Worlds collide in ultimate battleground
This week should add further lustre to a long golfing tradition, writes Paul Hayward
W hen America regained the Ryder Cup at Valhalla two years ago, the winning captain, Paul Azinger, started writing a book called Cracking The Code, in which he confessed to copying his four-man pod strategy for Valhalla from a documentary he had watched about US Navy Seals.
Asked how often he was reminded by the public of that victory, Azinger said: "All the time. What's funny is most people say thank you, instead of congratulations, which I think is really kind of neat. At the time gas was $4 a gallon, we were in two wars, you had the presidential election where there were two completely different philosophies on how our country should be run, and I think America was able to shelve everything and watch for three days. Sometimes you go to a great movie for an escape. The Ryder Cup was that great movie for a lot of people."

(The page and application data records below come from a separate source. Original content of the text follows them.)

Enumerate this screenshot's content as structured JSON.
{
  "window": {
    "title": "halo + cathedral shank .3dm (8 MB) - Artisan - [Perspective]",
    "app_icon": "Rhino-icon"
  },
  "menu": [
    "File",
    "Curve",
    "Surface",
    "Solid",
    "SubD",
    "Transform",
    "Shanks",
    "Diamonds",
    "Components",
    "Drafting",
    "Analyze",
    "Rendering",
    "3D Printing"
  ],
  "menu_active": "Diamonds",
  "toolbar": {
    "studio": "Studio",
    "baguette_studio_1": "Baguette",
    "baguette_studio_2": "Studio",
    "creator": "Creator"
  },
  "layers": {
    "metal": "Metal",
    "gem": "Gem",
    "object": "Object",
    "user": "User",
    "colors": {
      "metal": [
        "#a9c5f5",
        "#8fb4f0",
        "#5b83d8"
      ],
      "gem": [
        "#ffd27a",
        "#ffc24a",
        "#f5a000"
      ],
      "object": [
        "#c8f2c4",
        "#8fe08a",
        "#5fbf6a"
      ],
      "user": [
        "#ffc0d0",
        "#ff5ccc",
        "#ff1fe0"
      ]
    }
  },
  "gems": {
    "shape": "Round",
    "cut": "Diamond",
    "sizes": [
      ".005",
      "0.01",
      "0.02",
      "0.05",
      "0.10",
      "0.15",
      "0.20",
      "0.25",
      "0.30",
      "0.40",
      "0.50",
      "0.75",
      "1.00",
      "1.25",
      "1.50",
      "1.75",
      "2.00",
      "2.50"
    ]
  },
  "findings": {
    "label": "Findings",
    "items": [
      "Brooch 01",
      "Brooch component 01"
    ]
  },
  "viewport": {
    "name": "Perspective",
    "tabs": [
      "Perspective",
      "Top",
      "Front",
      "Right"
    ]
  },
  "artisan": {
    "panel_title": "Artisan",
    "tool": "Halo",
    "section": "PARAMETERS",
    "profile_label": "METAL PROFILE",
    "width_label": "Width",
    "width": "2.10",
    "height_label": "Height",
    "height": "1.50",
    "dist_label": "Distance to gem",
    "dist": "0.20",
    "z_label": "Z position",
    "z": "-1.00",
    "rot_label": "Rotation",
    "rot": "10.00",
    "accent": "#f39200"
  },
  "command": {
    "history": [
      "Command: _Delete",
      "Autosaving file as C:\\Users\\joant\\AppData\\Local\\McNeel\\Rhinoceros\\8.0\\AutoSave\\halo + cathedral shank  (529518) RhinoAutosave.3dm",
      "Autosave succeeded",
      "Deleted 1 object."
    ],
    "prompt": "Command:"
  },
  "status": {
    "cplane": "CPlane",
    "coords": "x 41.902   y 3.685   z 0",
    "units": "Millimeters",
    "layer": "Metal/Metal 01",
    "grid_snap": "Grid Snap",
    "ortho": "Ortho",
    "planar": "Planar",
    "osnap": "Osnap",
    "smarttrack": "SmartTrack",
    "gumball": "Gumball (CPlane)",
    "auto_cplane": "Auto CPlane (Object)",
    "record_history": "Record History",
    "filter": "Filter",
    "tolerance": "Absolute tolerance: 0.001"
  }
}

If Americans are accused of treating golf's most emotional tournament as ceremonial interruption to their lucrative day jobs, it may be because Europeans now see it as a great underdog opera in which the richer PGA Tour has been tamed by players fighting under the EU flag. The US team appear semi-detached only in the context of Europe's manic urge to win. But the American hardcore -- which includes Azinger and this year's captain Corey Pavin -- look to the military for inspiration.
The Ryder Cup is the feud that keeps on growing, the golfing event that has industrialised intensity, however much today's young stars downplay it, as Rory McIlroy, did to his cost when calling it an "exhibition" -- a slip that has drawn much teasing from his team-mates.
McIlroy says: "A lot of guys have said, 'Oh, what about this exhibition in a couple of weeks' time?' and other stuff like that. But it's all been in good humour. It's just one of those things I'm going to have to talk about for the next few years until people forget about it."
It is 25 years since Sam Torrance holed a 22-foot putt at The Belfry to complete Europe's inaugural victory, the first non-American win since a Great Britain side prevailed at the Lindrick Golf Club in Nottinghamshire in 1957.
Bernard Gallacher, who played in eight Ryder Cups and captained Europe three times, says: "1985 was definitely the turning point. It elevated the Ryder Cup into the top league. Also it was important for the European Tour. The European Tour quickly profited from that victory, people wanted to get involved, sponsors came into the game."
Great Britain and Ireland became Europe in 1979. This necessary move transformed the biennial buddy-up into a fierce culture clash, the foundation for which is seldom apparent when the two sets of players mingle at the Open or the Masters. Nor is there much of a smell of cordite at the opening ceremony, when wives and girlfriends are being shoehorned into greenside stereotypes and the event appears to be a corporate shindig of blazers and smiles. But then the golf starts and the protagonists are consumed. Golf splits in two.
This season's cast is rich not only in talent but in character. Europe's leader, Colin Montgomerie, who has measured out his life in Ryder Cups, has taken to referring to himself in the third person. In the official tournament guide he says of the prelims: "My job is to make sure my team leave that opening ceremony thinking to themselves: 'Captain Monty, I think we're going to be all right in his hands'."
A curator of Ryder Cup dreams, Montgomerie had his first view of it as a spectator at Walton Heath in 1981. "That team was the best American side we have seen," he says. "They had 11 major champions and won by nine points. We used to struggle to fill teams with players who were ranked in the world's top 75. Now I could send out eight players ranked in the world's top 20."
With the Tiger Woods voyeurism factor, the depth of European talent and the innovative choice of venue, this week promises to add more lustre to a tradition that dates to 1927.
"The thing about American players in the last several Ryder Cups is, they have it in their heads they want to win," Azinger says. "The Europeans -- it's in their blood. With Corey, it's in his blood, too, and the question is, can he make it part of his team's blood?" What we will imbibe in Wales started not in 1927 but 1985. Observer